What do the people in the developing countries gain in the bargain?
When the trials are completed and the medications are approved and marketed, these people don’t have access to the medications. Why not? Well, companies will tell us they can’t afford them; these are poor people in poor countries. I have a problem with this argument because, in very important ways, to take Africa as an example, the image of Africa as a poor continent is absurd.
Africa is a rich continent. That’s why it has always been the target of colonial acquisition. That’s why you have nations, right now, fighting over the spoils — the diamond mines, other jewel mines, oil, gold, natural biodiversity with medical utility, natural resources of all kinds, the flora, the exotic fauna. It’s a very rich continent. Its people’s poverty is directly tied to colonization, rape and depletion. There isn’t any question about this. Jeremy Bentham, who is held up as the father of utilitarianism, had something to say about this. He said, “No man should profit from his own misdeeds.” And that’s exactly what’s happening here.
We are denying people access to medications that could not have been devised and tested without them. Then we point to their poverty, which we caused, as the reason. So on the balance sheet — both economic and ethical — we are the ones who owe them and not the other way around. And yet the rallying cry from pharmaceutical companies is, “Don’t blame our patents, blame the poverty in the developing world.” That’s obviously not an argument that I find persuasive.
Is there anything else that we haven’t discussed that you would like to add?
One of the things I mention in my book, which is understandably problematic for many people, is that when it comes to solutions for the problems caused by drug patents, I think the best solution would be to repeal Bayh-Dole. I fully understand that this is not going to happen anytime soon and it may not happen at all. But I do think what would be a good first step.
There are several other steps that we should take to remedy this problem. One that I’d like to showcase is cooperation between foundations, people who are astute in business, researchers and pharmaceutical companies. There have been several ventures that use the old model, the pre-1980 model of research, which I call the “back to the future approach,” that have been successful so far. This is a workable model.

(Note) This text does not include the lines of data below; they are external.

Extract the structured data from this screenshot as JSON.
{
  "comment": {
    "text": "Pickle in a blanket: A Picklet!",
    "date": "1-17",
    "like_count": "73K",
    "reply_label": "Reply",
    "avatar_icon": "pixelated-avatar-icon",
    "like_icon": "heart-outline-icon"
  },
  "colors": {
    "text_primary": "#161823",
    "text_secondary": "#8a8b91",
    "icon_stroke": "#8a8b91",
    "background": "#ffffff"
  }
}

Proposed Solutions: Theory and Practice
The number one example is the Health Impact Fund. Yale philosopher Thomas Pogge partnered with Calgary economist Aidan Hollis to propose market based solutions that will distribute medicines where they are needed most and reward the pharmaceutical companies commensurate with their impact on global health. Partnering with Incentives for Global Health the HIP proposes that pharmaceutical companies should take their payments from a pool to which many entities contribute – governments, foundations, and the World Health Organization.
This fund should be drawn upon for profits by the industry, but only when they devise a medication that has a significant, positive impact on human health. They would do this by directing their efforts at the diseases that cripple the globe most dramatically — malaria, sleeping sickness, tuberculosis, HIV disease, worm infestation. The diseases that affect many, many people around the globe should be the targets.

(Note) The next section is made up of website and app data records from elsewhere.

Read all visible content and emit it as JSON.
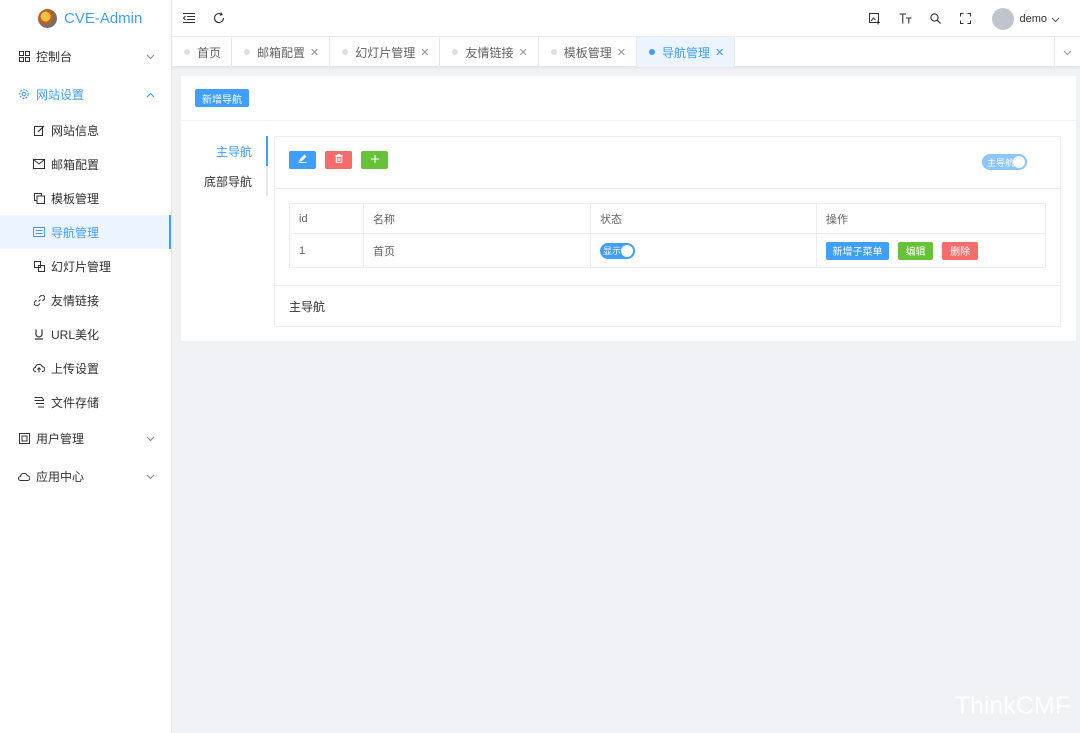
{
  "app": {
    "title": "CVE-Admin"
  },
  "sidebar": {
    "items": [
      {
        "label": "控制台",
        "icon": "grid-icon"
      },
      {
        "label": "网站设置",
        "icon": "gear-icon"
      }
    ],
    "submenu": [
      {
        "label": "网站信息",
        "icon": "edit-icon"
      },
      {
        "label": "邮箱配置",
        "icon": "mail-icon"
      },
      {
        "label": "模板管理",
        "icon": "copy-icon"
      },
      {
        "label": "导航管理",
        "icon": "nav-icon"
      },
      {
        "label": "幻灯片管理",
        "icon": "slides-icon"
      },
      {
        "label": "友情链接",
        "icon": "link-icon"
      },
      {
        "label": "URL美化",
        "icon": "underline-icon"
      },
      {
        "label": "上传设置",
        "icon": "upload-icon"
      },
      {
        "label": "文件存储",
        "icon": "storage-icon"
      }
    ],
    "bottom": [
      {
        "label": "用户管理",
        "icon": "user-box-icon"
      },
      {
        "label": "应用中心",
        "icon": "cloud-icon"
      }
    ]
  },
  "header": {
    "username": "demo"
  },
  "tabs": [
    "首页",
    "邮箱配置",
    "幻灯片管理",
    "友情链接",
    "模板管理",
    "导航管理"
  ],
  "main": {
    "add_button": "新增导航",
    "nav_tabs": [
      "主导航",
      "底部导航"
    ],
    "switch_label": "主导航",
    "table": {
      "columns": [
        "id",
        "名称",
        "状态",
        "操作"
      ],
      "rows": [
        {
          "id": "1",
          "name": "首页",
          "status": "显示",
          "actions": [
            "新增子菜单",
            "编辑",
            "删除"
          ]
        }
      ]
    },
    "footer_label": "主导航"
  },
  "watermark": "ThinkCMF",
  "colors": {
    "primary": "#409eff",
    "danger": "#f56c6c",
    "success": "#67c23a"
  }
}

When they come up with an effective medication or other treatment for these diseases, the money should be proportional to the number of lives they’ve saved. So if they come up with a cure for sleeping sickness (which actually has happened, but companies couldn’t make any money marketing it), and they save the lives of, say, 700,000 people in Africa, then their payment should be based on having saved those 700,000 lives. Let’s say there’s Serious Disease X, and it affects people in affluent countries in North America and Europe. If they save 700,000 lives in North America and Europe, they should also get the same amount of money.
So every life has equal value.

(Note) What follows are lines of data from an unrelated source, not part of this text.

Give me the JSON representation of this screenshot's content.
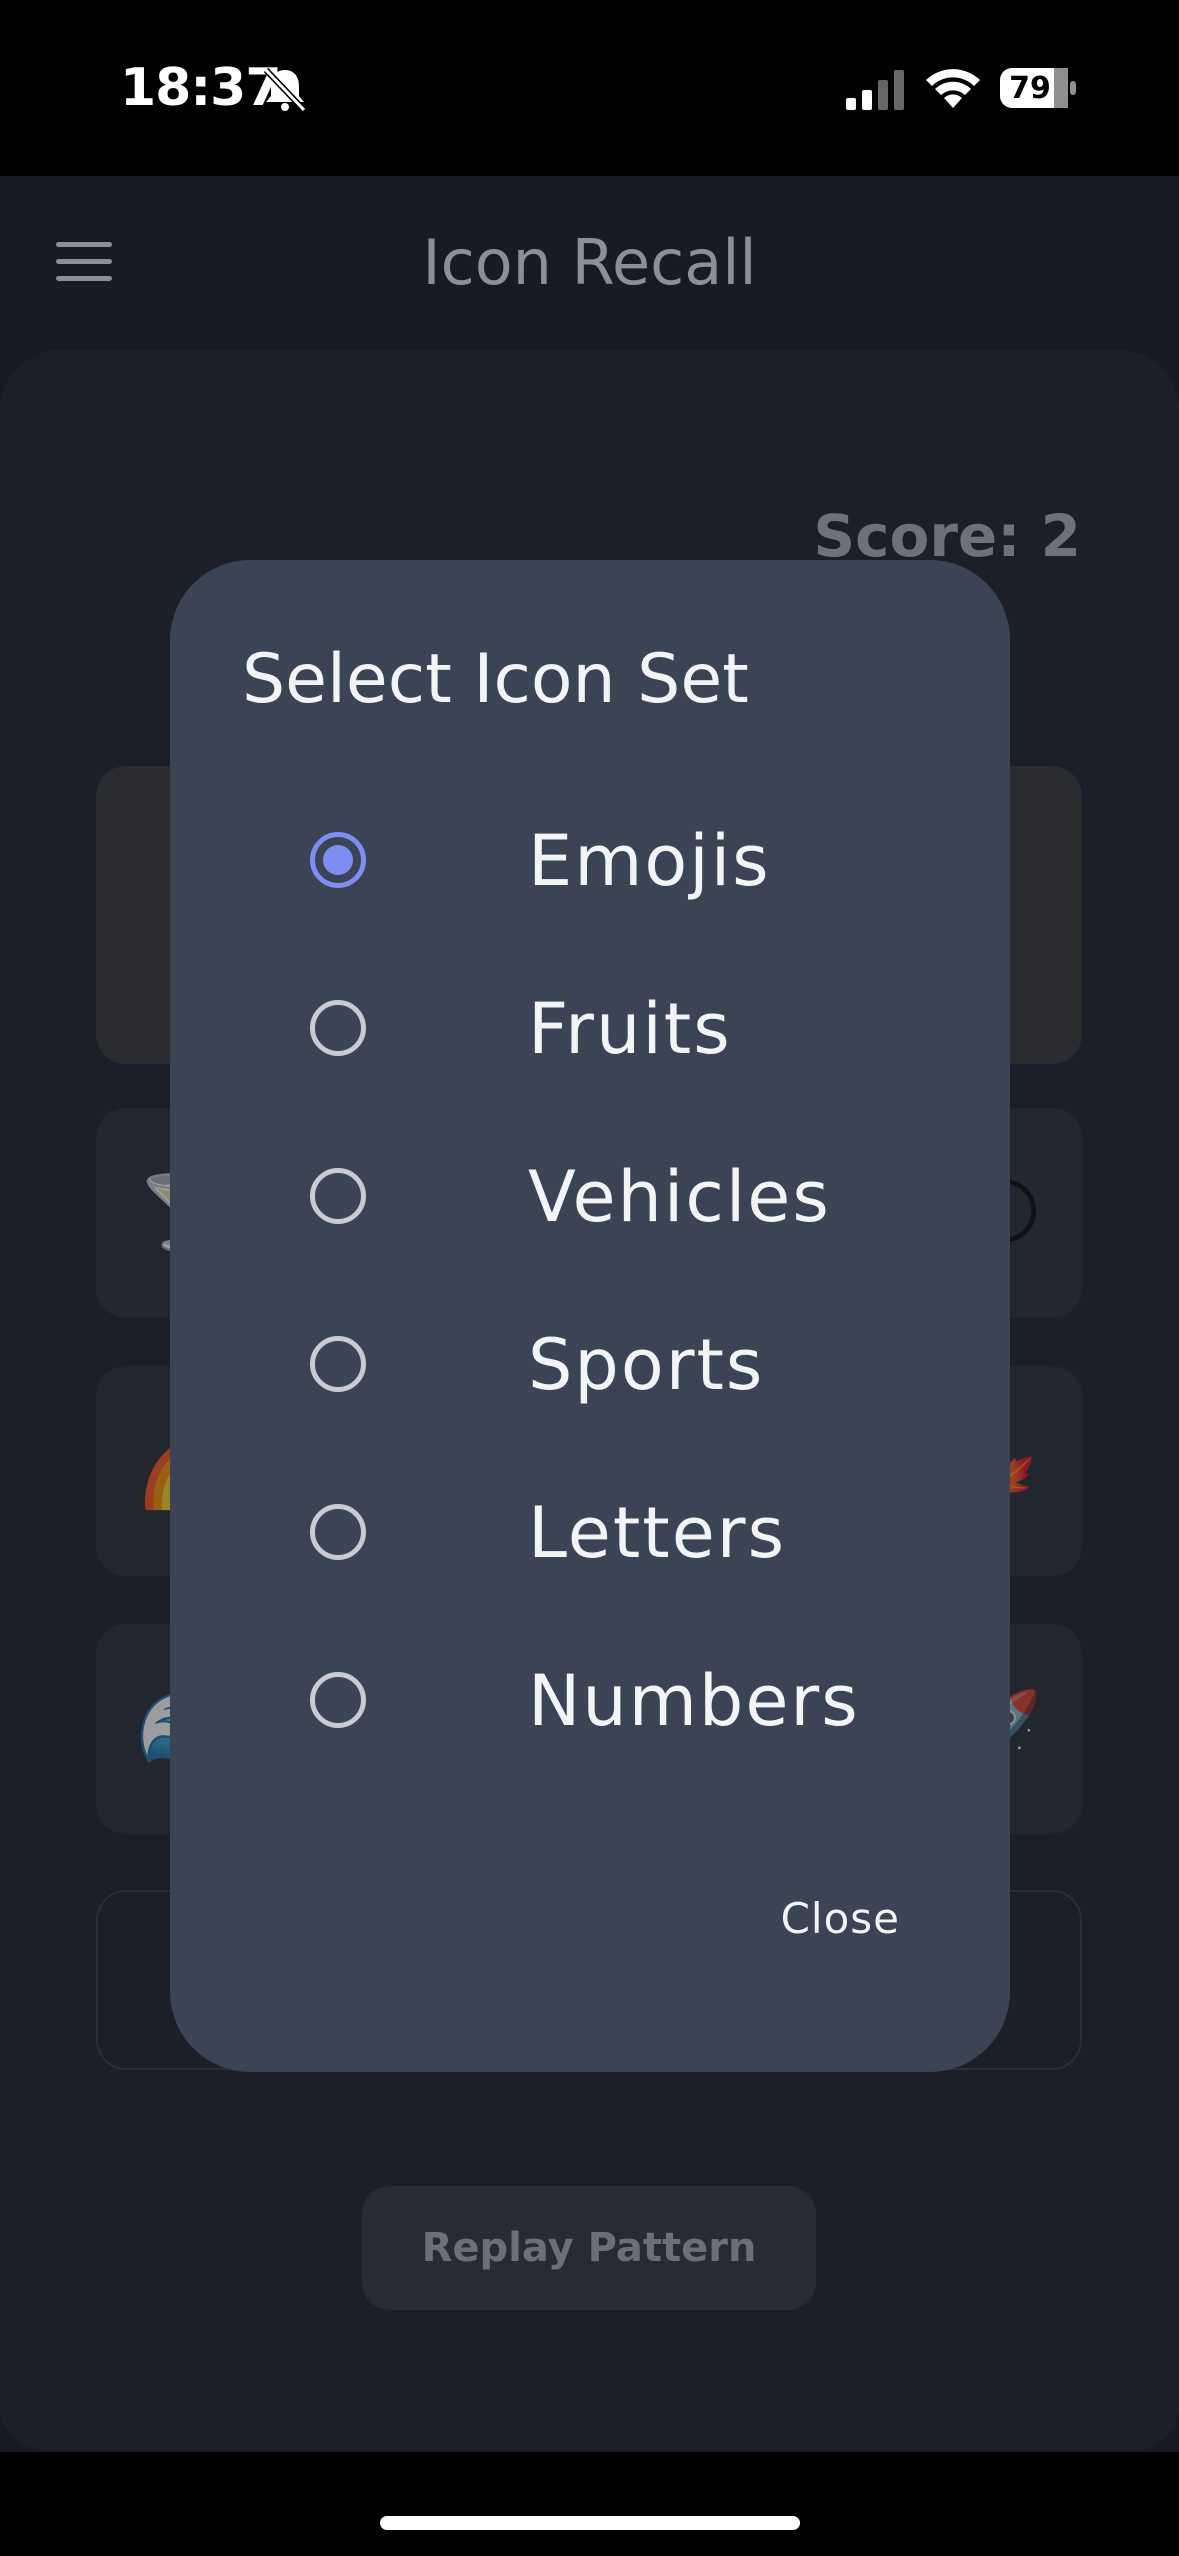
{
  "status_bar": {
    "time": "18:37",
    "battery": "79",
    "icons": [
      "bell-off-icon",
      "signal-icon",
      "wifi-icon",
      "battery-icon"
    ]
  },
  "app": {
    "title": "Icon Recall",
    "score": "Score: 2",
    "replay_label": "Replay Pattern",
    "row_emojis": {
      "row1": [
        "🍸",
        "🌕"
      ],
      "row2": [
        "🌈",
        "🍁"
      ],
      "row3": [
        "🌊",
        "🚀"
      ]
    }
  },
  "dialog": {
    "title": "Select Icon Set",
    "options": [
      {
        "label": "Emojis",
        "selected": true
      },
      {
        "label": "Fruits",
        "selected": false
      },
      {
        "label": "Vehicles",
        "selected": false
      },
      {
        "label": "Sports",
        "selected": false
      },
      {
        "label": "Letters",
        "selected": false
      },
      {
        "label": "Numbers",
        "selected": false
      }
    ],
    "close_label": "Close"
  },
  "colors": {
    "accent": "#7f8cf2",
    "dialog_bg": "#3b4454",
    "app_bg": "#161a21"
  }
}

Yes. I love this model because every life is worth the same. In today’s model, the lives of people in affluent countries are worth a great deal and the lives of people in the developing countries are worth nothing.
Another model, one which has already shown great success, is that brokered by the Bill and Melinda Gates Foundation, which has partnered with organizations involved in vaccine design, the governments of developing countries and the WHO. They have pooled resources and found ways of devising needed medications such as vaccines, so that these can be administered very cheaply and very effectively in the developing world. That’s more involved than just manufacturing cheap vaccines, although they’ve done that. They took one vaccine that costs $7 in the United States that now only costs 50 cents in Nigeria.
But more to the point, the Gates foundation has organized the provision of medicines in forms the developing world needs. For example, vaccines in this country require refrigeration. But in parts of Africa, India and Asia, electricity for refrigeration is not always something one can depend on. The Gates Foundation has accomplished the distribution of vaccines that do not require refrigeration and they can do it on a large scale. What’s more, pharmaceutical companies are involved with these projects and that’s really important because we need them to generate our medications.
But their profits and their patents should not be the focus of healthcare design and delivery. Patients’ lives should be the focus. I think these new models need to be embraced, endorsed and underwritten by our governments, so they can replace the exploitive model that we have today.